The talks held from October 4 to 15 failed to reach a staff level agreement because of differences over the macroeconomic framework and uncertainty over the future of Pakistan’s economy, The Express Tribune reported.
The talks failed despite Pakistan having implemented a prior condition of increasing electricity and petroleum products prices. However, both sides have shown resolve to remain engaged.
In his attempts to conclude talks on a positive note, Pakistan Finance Minister Shaukat Tarin met with IMF managing director Christalina Georgieva and US Assistant Secretary of State for South and Central Asia Donald Lu.
However, it seemed both these meetings also remained unproductive, the report said. “The IMF team remains engaged with our Pakistani counterparts on moving forward our work agenda and we are looking forward to our continued discussions with the Pakistani authorities on the set of policies and reforms that could form the basis for the completion of the 6th review under the EFF [Extended Fund Facility],” Teresa Dabán Sanchez, the outgoing resident representative of the IMF was quoted as saying to The Express Tribune.

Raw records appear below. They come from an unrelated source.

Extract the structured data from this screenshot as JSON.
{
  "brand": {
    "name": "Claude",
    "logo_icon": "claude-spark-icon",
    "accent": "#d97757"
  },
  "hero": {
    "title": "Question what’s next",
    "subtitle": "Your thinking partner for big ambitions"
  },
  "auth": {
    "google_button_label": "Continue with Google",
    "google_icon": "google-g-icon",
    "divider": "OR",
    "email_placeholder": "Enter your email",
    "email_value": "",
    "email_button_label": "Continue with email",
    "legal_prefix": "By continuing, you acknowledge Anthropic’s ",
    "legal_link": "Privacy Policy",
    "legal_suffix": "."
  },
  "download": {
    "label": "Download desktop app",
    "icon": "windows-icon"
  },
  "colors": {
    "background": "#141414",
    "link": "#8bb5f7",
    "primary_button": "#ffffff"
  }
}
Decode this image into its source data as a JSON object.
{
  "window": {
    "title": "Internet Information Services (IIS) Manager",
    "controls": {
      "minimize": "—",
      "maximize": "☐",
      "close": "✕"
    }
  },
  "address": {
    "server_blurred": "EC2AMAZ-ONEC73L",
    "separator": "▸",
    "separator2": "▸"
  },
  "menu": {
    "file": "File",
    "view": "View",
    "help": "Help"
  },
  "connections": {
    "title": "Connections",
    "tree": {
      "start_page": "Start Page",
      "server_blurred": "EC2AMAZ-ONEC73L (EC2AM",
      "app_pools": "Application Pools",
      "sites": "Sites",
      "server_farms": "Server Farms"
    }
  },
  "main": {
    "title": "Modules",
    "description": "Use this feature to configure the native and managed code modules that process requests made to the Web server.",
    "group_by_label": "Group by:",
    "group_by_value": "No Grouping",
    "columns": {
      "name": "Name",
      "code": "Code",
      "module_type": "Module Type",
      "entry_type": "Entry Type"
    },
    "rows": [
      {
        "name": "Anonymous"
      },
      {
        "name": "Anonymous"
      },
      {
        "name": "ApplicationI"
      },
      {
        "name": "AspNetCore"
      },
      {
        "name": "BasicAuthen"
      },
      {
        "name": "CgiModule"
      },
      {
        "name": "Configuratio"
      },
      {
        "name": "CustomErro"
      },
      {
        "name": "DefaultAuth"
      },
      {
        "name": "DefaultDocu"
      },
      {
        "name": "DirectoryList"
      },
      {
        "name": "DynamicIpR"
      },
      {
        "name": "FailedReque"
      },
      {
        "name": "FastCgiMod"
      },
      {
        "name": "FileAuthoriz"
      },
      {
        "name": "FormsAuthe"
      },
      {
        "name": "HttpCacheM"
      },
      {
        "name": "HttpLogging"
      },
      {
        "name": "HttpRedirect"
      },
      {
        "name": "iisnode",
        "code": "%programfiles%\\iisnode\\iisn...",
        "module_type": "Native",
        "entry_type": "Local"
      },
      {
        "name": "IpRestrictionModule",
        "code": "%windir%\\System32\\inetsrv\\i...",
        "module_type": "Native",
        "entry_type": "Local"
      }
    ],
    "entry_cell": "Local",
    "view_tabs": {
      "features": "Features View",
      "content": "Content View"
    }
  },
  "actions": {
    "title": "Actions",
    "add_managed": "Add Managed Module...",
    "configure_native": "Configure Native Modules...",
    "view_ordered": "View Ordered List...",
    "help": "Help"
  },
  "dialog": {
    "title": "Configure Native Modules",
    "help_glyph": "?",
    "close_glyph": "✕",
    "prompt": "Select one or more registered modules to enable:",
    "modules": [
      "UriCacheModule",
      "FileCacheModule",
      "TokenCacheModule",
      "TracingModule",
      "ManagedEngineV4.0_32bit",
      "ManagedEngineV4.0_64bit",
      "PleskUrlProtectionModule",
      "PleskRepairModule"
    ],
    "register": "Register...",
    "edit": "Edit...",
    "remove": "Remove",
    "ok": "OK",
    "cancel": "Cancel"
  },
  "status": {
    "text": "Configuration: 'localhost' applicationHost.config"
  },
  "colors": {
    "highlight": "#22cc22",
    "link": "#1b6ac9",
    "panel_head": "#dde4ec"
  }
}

It was for the second time that Pakistan and the IMF could not find “basis for the completion of the 6th review”, as its first attempt made in June also remained futile. Pakistan and the IMF have so far failed to agree on the Memorandum of Economic and Financial Policies (MEFP) — which becomes the base for the bailout programme.
The report, citing sources, said that both sides have not yet exchanged the final macroeconomic positions — a job that should have been completed on October 8. Pakistan and the IMF could not agree on the quantum of additional taxes and the roadmap for fiscal stability of the power sector, the sources added.
There were also issues about increase in gas prices and the measures needed to contain the current account deficit to a manageable level.
Pakistan had shared some statistics with the IMF on power and gas tariffs and tax collection and “they are validating the numbers we shared with them and will get back to us”, said Tarin while addressing a news conference in Washington at the conclusion of his visit.
Usually, the numbers are agreed upon, at least in principle, before the start of the policy-level talks. However, both the two sides did not exchange the critical tables related to the general government budget due to the nature of differences, the sources said.